The gore in the film is good but could have been better. There are a couple of gags that stand out like girl impaled on the deer antlers and the sledder who loses his head (I am here all night.), but the rest of the gore gags feel cheap, probably because they were. As slasher films were getting more inventive with their gore, Silent Night, Deadly Night seems to be stuck in the time right before the slasher boom of the 80’s. There is a lot of nudity that will help you to get through some of the crappier gore effects.
In the end, Silent Night, Deadly Night is a good slasher that got a bum rap for a bit before gaining its infamous status. The film is well directed and acted and shouldn’t have received the bashing that it got from not only parents but critics as well. Sure, the film isn’t a classic like Friday the 13th or Halloween are, but it deserves to be in the same room as them. It is a down and dirty slasher that could have used better effects but gets a lot right. Plus the film is a fun watch.
SummarySilent Night, Deadly Night is a fun, sleazy horror film that doesn't take itself too seriously and is a blast to watch. The performances are all good and the direction is good for the most part. I would say that SNDN is one of the better slasher films to comes oout of the during the slasher boom and is worth checking out.
The blu-ray, from Scream Factory, is wonderful. The picture is stunning except for the shots/scenes that have no film elements anymore. There Scream Factory did what they could to match the footage with the 4K footage and they should be commended for their work. The sound is great and the special features are worth watching.
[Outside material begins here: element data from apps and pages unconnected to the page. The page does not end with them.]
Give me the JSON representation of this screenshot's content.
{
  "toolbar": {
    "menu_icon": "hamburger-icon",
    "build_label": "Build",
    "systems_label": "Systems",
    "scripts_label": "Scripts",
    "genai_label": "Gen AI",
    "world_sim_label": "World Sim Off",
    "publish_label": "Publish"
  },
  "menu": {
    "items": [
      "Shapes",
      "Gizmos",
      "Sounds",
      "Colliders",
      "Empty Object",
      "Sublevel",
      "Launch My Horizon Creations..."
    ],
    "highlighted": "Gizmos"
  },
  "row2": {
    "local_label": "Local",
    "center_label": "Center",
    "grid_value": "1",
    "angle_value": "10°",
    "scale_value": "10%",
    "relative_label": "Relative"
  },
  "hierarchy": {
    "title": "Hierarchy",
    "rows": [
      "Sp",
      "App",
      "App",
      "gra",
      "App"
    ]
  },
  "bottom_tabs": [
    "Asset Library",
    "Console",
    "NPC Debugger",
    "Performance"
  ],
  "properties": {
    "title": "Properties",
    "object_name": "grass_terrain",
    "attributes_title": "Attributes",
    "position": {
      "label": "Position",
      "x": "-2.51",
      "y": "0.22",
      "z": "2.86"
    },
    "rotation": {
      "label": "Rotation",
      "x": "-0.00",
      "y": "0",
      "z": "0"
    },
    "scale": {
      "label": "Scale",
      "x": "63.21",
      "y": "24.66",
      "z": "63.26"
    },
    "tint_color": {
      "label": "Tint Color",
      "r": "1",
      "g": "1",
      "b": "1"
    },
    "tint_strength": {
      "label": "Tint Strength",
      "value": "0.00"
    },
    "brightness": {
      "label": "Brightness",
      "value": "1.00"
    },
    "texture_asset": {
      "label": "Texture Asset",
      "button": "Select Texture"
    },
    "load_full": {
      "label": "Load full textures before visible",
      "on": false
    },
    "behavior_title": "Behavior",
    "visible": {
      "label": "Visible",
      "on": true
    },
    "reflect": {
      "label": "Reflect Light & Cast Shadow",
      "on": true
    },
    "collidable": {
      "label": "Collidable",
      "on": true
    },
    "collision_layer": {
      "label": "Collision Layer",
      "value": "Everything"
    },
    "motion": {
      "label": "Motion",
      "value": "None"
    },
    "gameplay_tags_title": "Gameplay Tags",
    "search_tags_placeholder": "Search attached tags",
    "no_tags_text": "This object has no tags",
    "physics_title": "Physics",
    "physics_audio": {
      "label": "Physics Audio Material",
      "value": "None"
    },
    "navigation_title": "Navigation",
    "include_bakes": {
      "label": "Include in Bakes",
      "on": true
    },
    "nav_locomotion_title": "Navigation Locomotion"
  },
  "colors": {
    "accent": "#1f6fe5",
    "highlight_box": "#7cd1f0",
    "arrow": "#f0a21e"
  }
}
If you are a fan of slasher films or a fan of this film, you owe it to yourself to buy this. You will not be disappointed.